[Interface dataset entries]
• • • •
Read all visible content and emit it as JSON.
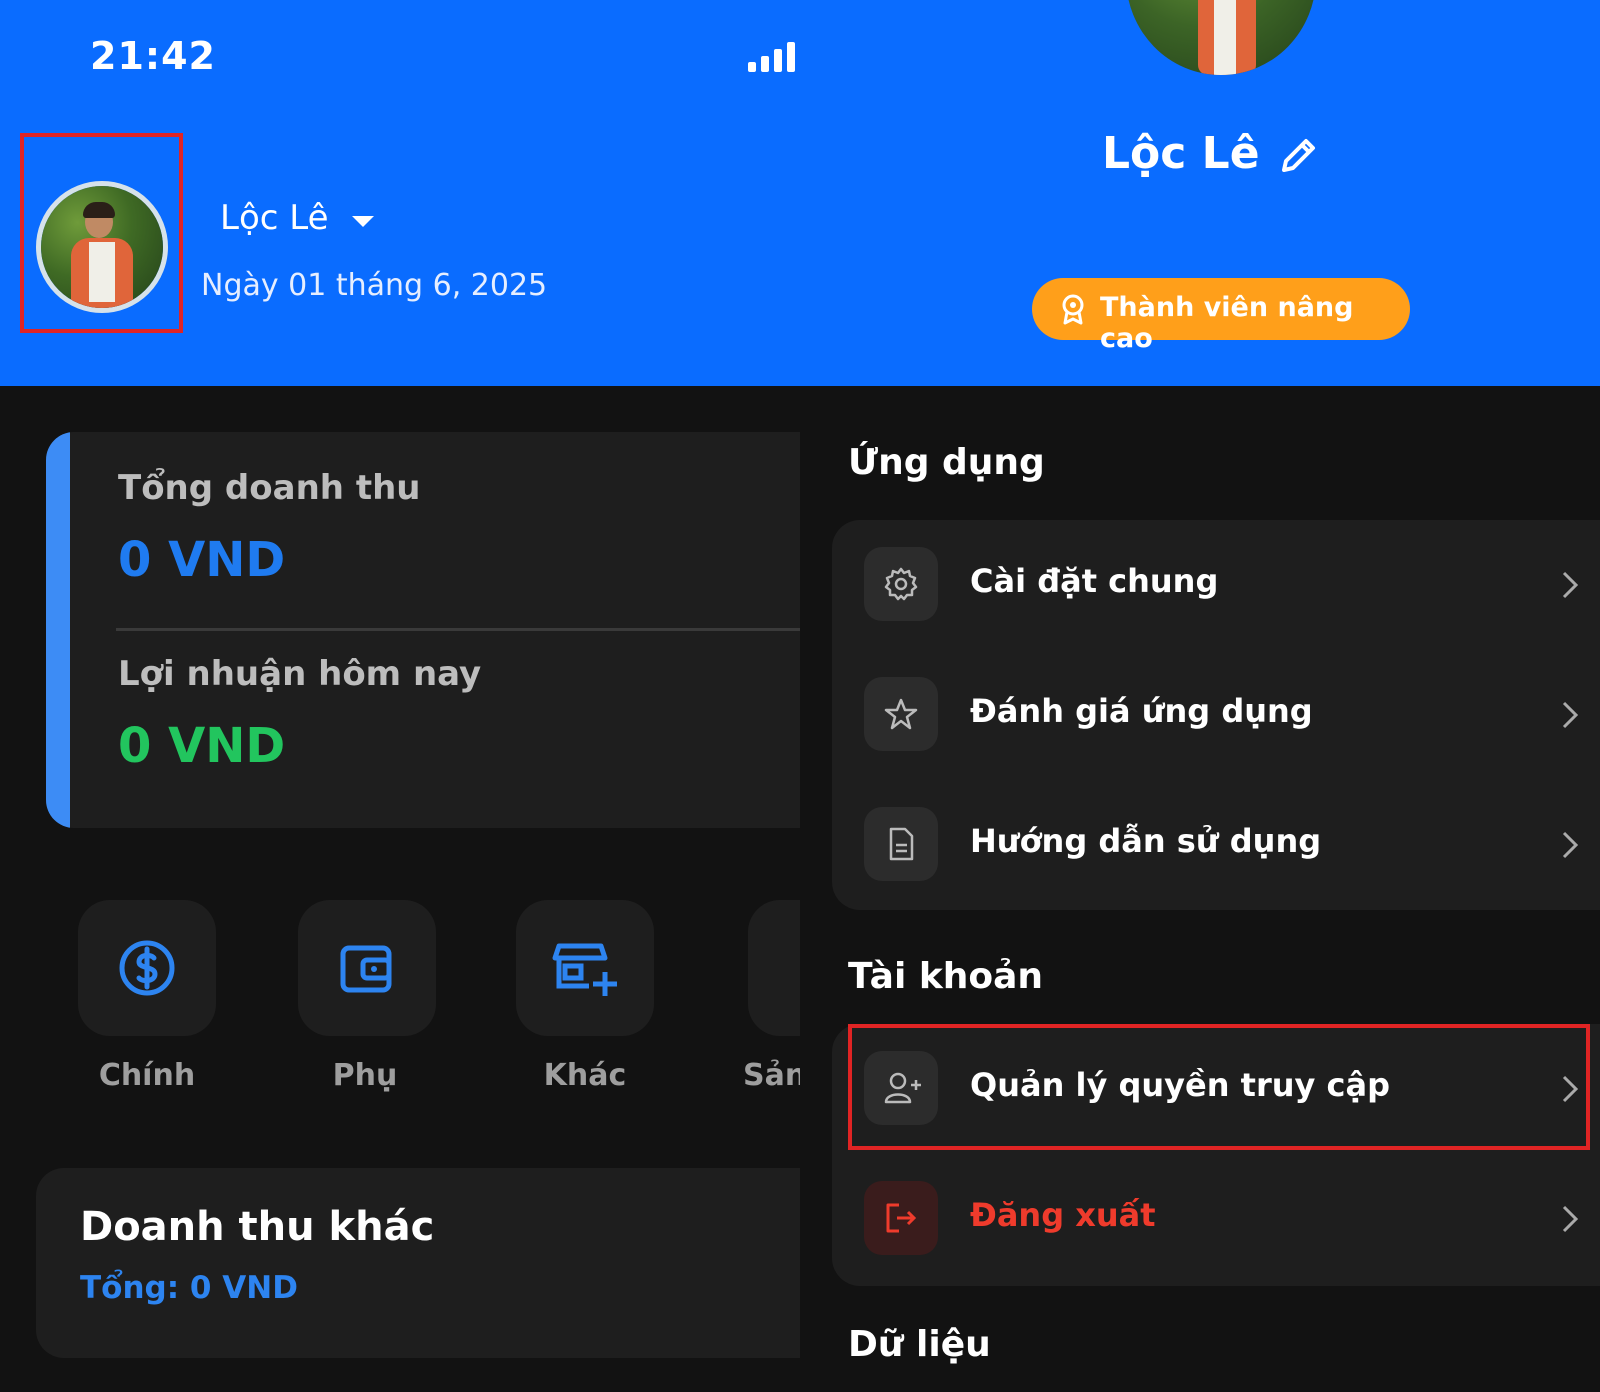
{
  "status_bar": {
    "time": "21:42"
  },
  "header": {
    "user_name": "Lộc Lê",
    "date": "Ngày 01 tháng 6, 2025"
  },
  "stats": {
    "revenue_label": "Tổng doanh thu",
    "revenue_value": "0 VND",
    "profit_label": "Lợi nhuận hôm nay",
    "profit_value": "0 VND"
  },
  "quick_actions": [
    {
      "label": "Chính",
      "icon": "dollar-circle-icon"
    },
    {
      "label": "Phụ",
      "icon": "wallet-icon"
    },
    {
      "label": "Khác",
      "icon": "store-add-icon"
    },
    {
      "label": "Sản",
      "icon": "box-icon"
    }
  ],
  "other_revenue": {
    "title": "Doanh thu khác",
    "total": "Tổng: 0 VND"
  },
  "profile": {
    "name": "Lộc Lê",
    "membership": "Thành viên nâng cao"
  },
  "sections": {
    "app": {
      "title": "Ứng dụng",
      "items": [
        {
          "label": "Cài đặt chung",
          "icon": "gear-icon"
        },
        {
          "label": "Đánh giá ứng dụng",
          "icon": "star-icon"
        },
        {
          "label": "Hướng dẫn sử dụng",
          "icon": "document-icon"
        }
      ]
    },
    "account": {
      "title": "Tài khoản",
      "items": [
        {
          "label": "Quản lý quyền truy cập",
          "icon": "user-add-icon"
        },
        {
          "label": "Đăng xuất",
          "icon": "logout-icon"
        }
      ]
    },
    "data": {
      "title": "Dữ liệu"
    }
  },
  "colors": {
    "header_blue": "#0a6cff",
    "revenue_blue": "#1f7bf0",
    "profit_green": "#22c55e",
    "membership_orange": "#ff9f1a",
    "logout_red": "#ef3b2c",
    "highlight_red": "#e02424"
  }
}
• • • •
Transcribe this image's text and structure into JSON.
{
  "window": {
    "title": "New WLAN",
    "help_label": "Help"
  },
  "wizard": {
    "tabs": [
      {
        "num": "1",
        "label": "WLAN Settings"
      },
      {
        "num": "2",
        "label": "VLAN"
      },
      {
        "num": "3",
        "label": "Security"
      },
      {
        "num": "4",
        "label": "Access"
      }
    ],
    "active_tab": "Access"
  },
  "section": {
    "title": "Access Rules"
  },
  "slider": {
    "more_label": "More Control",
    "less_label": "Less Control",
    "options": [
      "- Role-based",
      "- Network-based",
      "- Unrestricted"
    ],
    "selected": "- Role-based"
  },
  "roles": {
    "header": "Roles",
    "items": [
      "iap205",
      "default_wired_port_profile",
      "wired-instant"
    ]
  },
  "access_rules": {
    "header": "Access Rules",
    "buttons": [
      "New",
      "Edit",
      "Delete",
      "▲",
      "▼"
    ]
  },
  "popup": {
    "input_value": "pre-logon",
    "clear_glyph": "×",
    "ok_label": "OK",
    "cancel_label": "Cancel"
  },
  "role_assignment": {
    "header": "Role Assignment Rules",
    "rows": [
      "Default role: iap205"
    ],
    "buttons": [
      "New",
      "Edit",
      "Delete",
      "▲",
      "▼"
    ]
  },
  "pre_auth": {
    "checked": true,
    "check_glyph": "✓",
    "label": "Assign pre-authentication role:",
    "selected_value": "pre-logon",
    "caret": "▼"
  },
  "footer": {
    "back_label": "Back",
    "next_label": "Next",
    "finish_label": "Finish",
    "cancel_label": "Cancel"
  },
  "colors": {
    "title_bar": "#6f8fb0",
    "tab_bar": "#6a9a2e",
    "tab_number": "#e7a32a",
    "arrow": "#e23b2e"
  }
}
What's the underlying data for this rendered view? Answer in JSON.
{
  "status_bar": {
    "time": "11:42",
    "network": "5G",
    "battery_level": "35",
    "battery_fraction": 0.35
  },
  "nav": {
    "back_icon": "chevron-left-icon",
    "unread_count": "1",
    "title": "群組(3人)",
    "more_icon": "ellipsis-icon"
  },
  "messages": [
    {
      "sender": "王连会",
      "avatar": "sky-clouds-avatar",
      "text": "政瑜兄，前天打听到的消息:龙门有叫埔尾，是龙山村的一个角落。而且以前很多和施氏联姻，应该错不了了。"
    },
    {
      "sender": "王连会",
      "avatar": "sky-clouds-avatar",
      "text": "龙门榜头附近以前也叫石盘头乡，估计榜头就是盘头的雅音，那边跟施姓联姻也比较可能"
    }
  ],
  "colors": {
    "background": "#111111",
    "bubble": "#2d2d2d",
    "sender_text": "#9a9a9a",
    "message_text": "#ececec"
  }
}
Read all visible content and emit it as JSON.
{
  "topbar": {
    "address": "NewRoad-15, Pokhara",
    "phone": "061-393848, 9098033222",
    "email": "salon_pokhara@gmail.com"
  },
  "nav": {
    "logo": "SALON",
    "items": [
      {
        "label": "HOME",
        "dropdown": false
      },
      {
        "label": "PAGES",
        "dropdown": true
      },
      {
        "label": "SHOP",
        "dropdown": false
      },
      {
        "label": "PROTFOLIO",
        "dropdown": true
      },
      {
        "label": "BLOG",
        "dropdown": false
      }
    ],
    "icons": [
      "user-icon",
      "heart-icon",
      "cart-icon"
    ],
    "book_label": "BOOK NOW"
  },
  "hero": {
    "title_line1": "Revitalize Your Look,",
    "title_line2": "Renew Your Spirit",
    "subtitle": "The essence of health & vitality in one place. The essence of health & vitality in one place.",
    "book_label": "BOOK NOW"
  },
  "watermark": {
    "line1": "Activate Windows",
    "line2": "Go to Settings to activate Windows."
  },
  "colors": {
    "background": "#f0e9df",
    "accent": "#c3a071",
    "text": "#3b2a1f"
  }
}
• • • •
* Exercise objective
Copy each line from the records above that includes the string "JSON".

* Exercise solution
Read all visible content and emit it as JSON.
Transcribe this image's text and structure into JSON.
What's the underlying data for this rendered view? Answer in JSON.
Read all visible content and emit it as JSON.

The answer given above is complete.